Whether we’re Googling something, taking a snap to share with our followers, or video calling someone from far away, it’s safe to say that screens are now a huge part of our lives, each of us more reliant than ever on the technology at our fingertips. Trouble is that even though these devices make everything easier, many of us barely give a thought to what it means for our privacy, or lack thereof. It’s this thorny issue that writer-director Ramin Niami tackles in Eye Without a Face (2021), an intriguing thriller that questions our digital obsession, and asks if we can really trust that it’s not being exploited by the wrong people.

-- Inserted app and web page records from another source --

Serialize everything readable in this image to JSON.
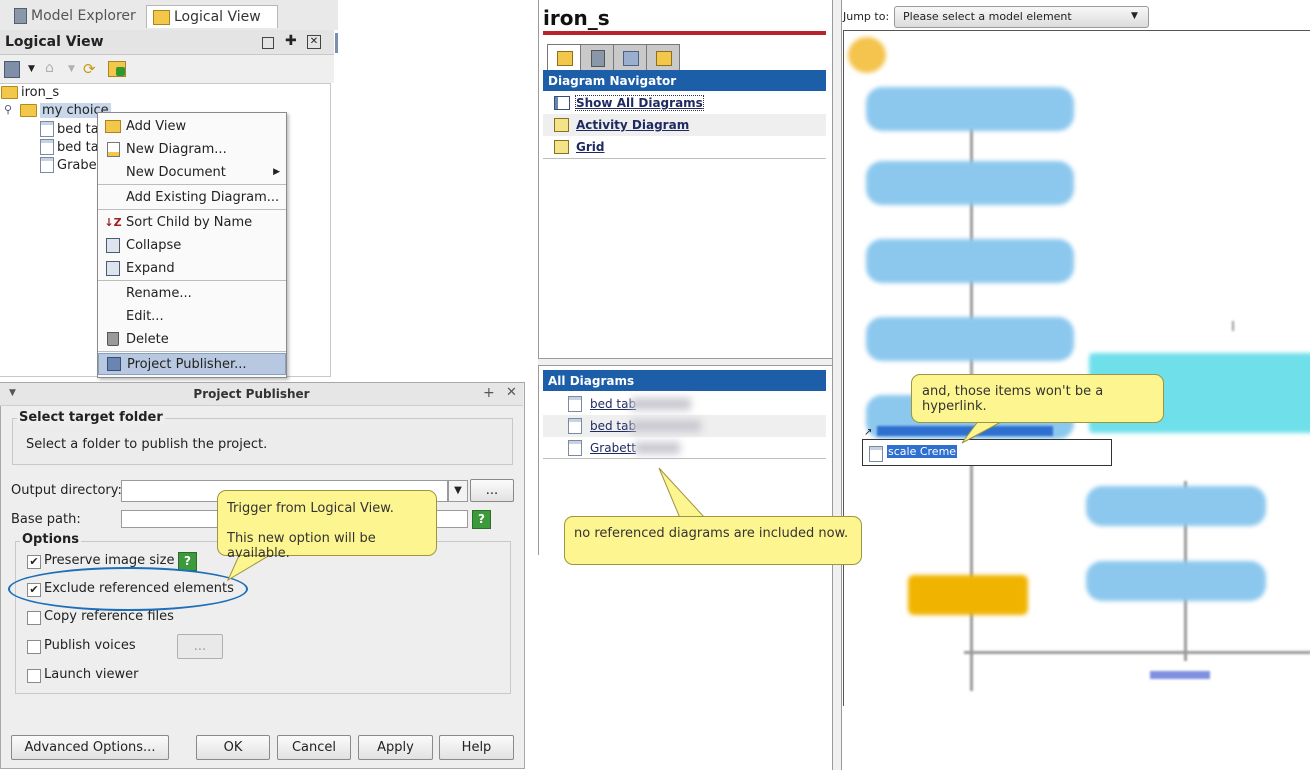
{
  "tabs": {
    "model_explorer": "Model Explorer",
    "logical_view": "Logical View"
  },
  "logical_view": {
    "title": "Logical View",
    "tree": {
      "root": "iron_s",
      "folder": "my choice",
      "items": [
        "bed ta",
        "bed ta",
        "Grabe"
      ]
    }
  },
  "context_menu": {
    "items": [
      {
        "label": "Add View",
        "icon": "folder-add-icon"
      },
      {
        "label": "New Diagram...",
        "icon": "new-diagram-icon"
      },
      {
        "label": "New Document",
        "icon": ""
      },
      {
        "label": "Add Existing Diagram...",
        "icon": ""
      },
      {
        "label": "Sort Child by Name",
        "icon": "sort-az-icon"
      },
      {
        "label": "Collapse",
        "icon": "collapse-icon"
      },
      {
        "label": "Expand",
        "icon": "expand-icon"
      },
      {
        "label": "Rename...",
        "icon": ""
      },
      {
        "label": "Edit...",
        "icon": ""
      },
      {
        "label": "Delete",
        "icon": "trash-icon"
      },
      {
        "label": "Project Publisher...",
        "icon": "publisher-icon"
      }
    ]
  },
  "dialog": {
    "title": "Project Publisher",
    "section_title": "Select target folder",
    "section_desc": "Select a folder to publish the project.",
    "output_directory_label": "Output directory:",
    "output_directory_value": "",
    "browse_label": "...",
    "base_path_label": "Base path:",
    "options_label": "Options",
    "options": [
      {
        "label": "Preserve image size",
        "checked": true
      },
      {
        "label": "Exclude referenced elements",
        "checked": true
      },
      {
        "label": "Copy reference files",
        "checked": false
      },
      {
        "label": "Publish voices",
        "checked": false
      },
      {
        "label": "Launch viewer",
        "checked": false
      }
    ],
    "voices_browse_label": "...",
    "buttons": {
      "advanced": "Advanced Options...",
      "ok": "OK",
      "cancel": "Cancel",
      "apply": "Apply",
      "help": "Help"
    }
  },
  "callouts": {
    "trigger_line1": "Trigger from Logical View.",
    "trigger_line2": "This new option will be available.",
    "no_referenced": "no referenced diagrams are included now.",
    "hyperlink": "and, those items won't be a hyperlink."
  },
  "preview": {
    "project_title": "iron_s",
    "diagram_navigator_title": "Diagram Navigator",
    "navigator_items": [
      "Show All Diagrams",
      "Activity Diagram",
      "Grid"
    ],
    "all_diagrams_title": "All Diagrams",
    "all_diagrams_items": [
      "bed tab",
      "bed tab",
      "Grabett"
    ],
    "jump_to_label": "Jump to:",
    "jump_to_placeholder": "Please select a model element",
    "popup_item": "scale Creme"
  },
  "colors": {
    "accent_blue": "#1c5ea8",
    "callout_yellow": "#fdf58f",
    "ellipse_blue": "#1d6fb8"
  }
}
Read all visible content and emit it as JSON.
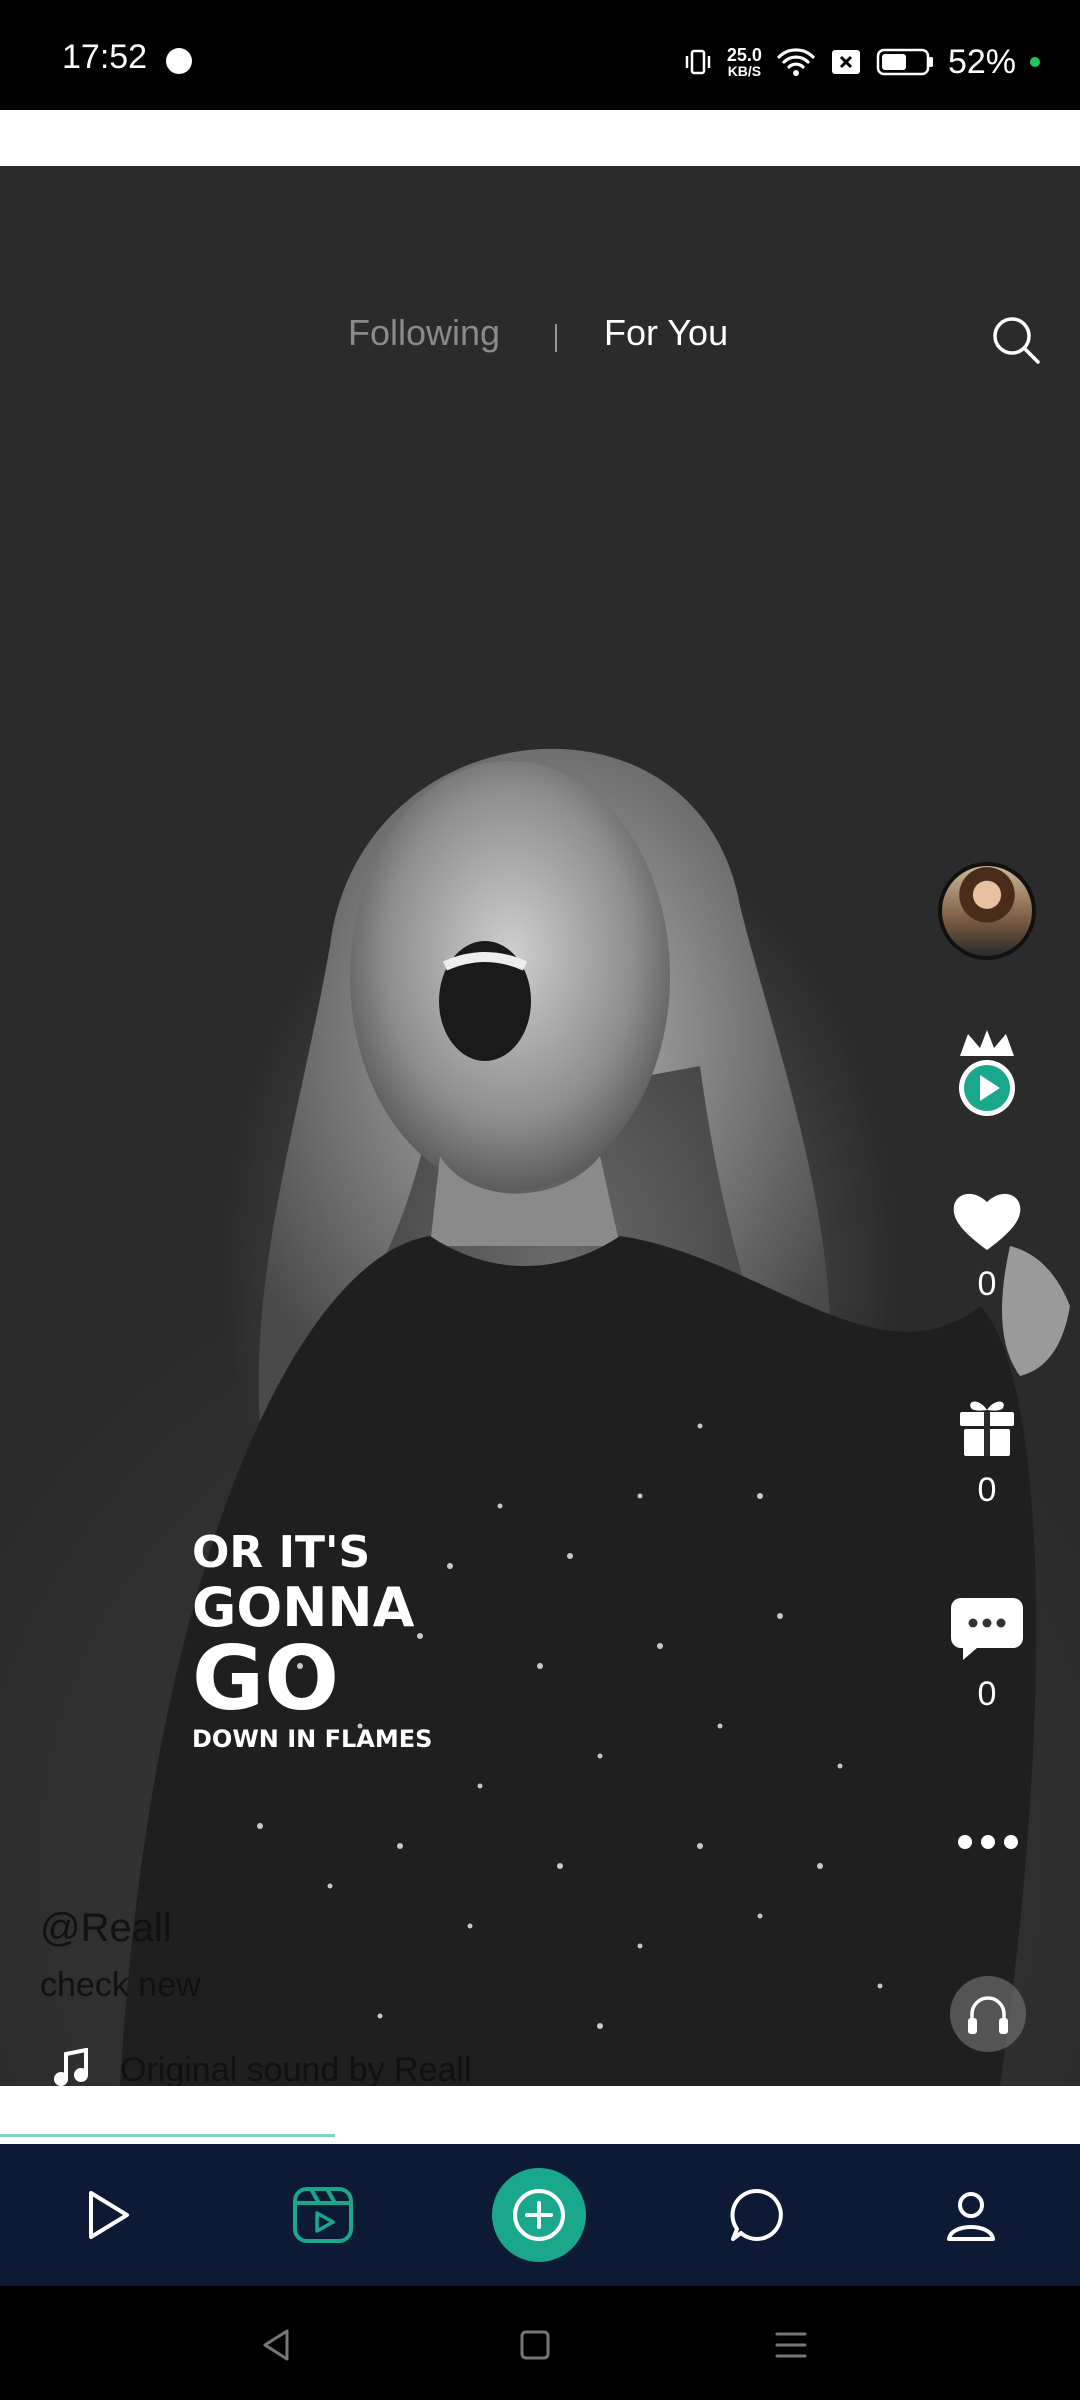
{
  "status_bar": {
    "time": "17:52",
    "net_speed_value": "25.0",
    "net_speed_unit": "KB/S",
    "battery": "52%"
  },
  "feed_tabs": {
    "following": "Following",
    "for_you": "For You"
  },
  "overlay_text": {
    "line1": "OR IT'S",
    "line2": "GONNA",
    "line3": "GO",
    "line4": "DOWN IN FLAMES"
  },
  "actions": {
    "likes": "0",
    "gifts": "0",
    "comments": "0"
  },
  "post": {
    "username": "@Reall",
    "caption": "check new",
    "sound": "Original sound by Reall"
  },
  "colors": {
    "accent": "#1aa88c",
    "nav_bg": "#0d1a36"
  },
  "icons": {
    "nav": [
      "play-icon",
      "reels-icon",
      "add-icon",
      "chat-icon",
      "profile-icon"
    ],
    "system": [
      "back-icon",
      "home-icon",
      "menu-icon"
    ]
  },
  "playback_progress": 0.31
}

Henry (Dakota Shapiro) certainly prefers the glare of a screen to interacting with others in real life, holed up in his dingy, cluttered room almost 24/7, only ever emerging for the odd night-time stroll when he knows no-one will be around. Even his friend – and occasional renter – Eric (Luke Cook) can’t persuade him to come out, Henry painfully aware that his lack of social skills would make parties a living hell for him. No wonder he’s resigned himself to a life of seclusion. We’d almost feel sorry for Henry if he wasn’t spending all this isolated free time hacking into the webcams of unsuspecting local girls, spying on them and pretending they’re his best friends. Talk about maladjusted. Yet surprisingly, it’s this dubious central character that makes what follows in Eye that much more compelling, Henry’s webcam snooping leading him to accidentally witness what he thinks is a murder and a subsequent cover-up. Did he imagine it due to lack of sleep or his medication? Or has he stumbled across a terrifying secret that’s about to put him in danger?
Niami takes that Rear Window-esque premise and reworks it to fit our modern, digital age, delivering something that is satisfyingly creepy and dark. With the story barely ever leaving that one location (Henry’s house), there’s a horrible sense of claustrophobia throughout the whole film, the interiors cramped and uninviting, while Tara Violet Niami’s cinematography often uses tight shots to make it seem as if the walls are closing in on Henry. Charlie Clouser’s score delves further into that unease, becoming increasingly ominous as Henry starts to suspect that someone has discovered his webcam obsession. As the narrative (and Henry’s hidden life) unravels, those themes of voyeurism and the gaze also add another sinister layer to Niami’s film, the writer-director making us question exactly who is doing the watching, and why. A scene in which one of Henry’s victims (Ashley Elyse Rogers) uses her laptop for her camgirl job is particularly clever, the girl defiantly looking back at the screen as she uses the male gaze to her advantage – an act that has Henry shifting awkwardly in his seat and turning away. Seems he doesn’t like it when he’s not the one in control.
Dakota Shapiro keeps this side of the story interesting too, his wonderful performance adding pathos to the role and making us sympathise with Henry to a certain degree – quite a feat when your main character is basically a flat-out creep. His scenes opposite Luke Cook serve to humanise him even more, many of these moments between the two friends actually bringing some unexpected humour to proceedings. Indeed, whenever Shapiro and Cook are onscreen together Eye really works, the pair easily riffing off each other and clearly enjoying it too, particularly Cook who is hilarious as the brash Aussie wannabe actor trying to build an online personality for himself (something we suspect hasn’t worked out for him yet). He also gets the best dialogue of the script (“I’m not going to blackmail you, I’m an artist”) – one-liners that you can’t help but giggle at.
The switch from light to dark doesn’t always work though, the humour often so at odds with the more horrifying parts of the tale that it gives them less of an impact, preventing the tension from building up in any satisfying way. The result is a confusing tone and a film that never quite feels like a cohesive whole, some moments leaving us unsure as to what our reaction should be. Eye also loses its momentum in the latter half as Henry’s world begins to (inevitably) fall apart, the pace flagging even as Niami rushes to pull together the many threads of the plot – something that happens a little too easily. There’s still a couple of good, gripping scenes to keep our interest (such as a sequence where Eric unwisely decides to help Henry find out the truth), but it just doesn’t have enough of these to be fully engaging or truly unique, Niami resorting to a final reveal that’s been done plenty of times before.
Ideas around voyeurism, loneliness, connection and privacy lift Eye above the usual thriller fare. Yet in spite of a few intriguing moments, these themes are never completely explored, the plot meandering towards a conclusion that many will be able to see coming. It’s a dark, creepy thriller that has an impressive sense of claustrophobia to it, but a flawed film that you’re unlikely to revisit.
Eye Without a Face is available on UK digital platforms from 23rd August 2021.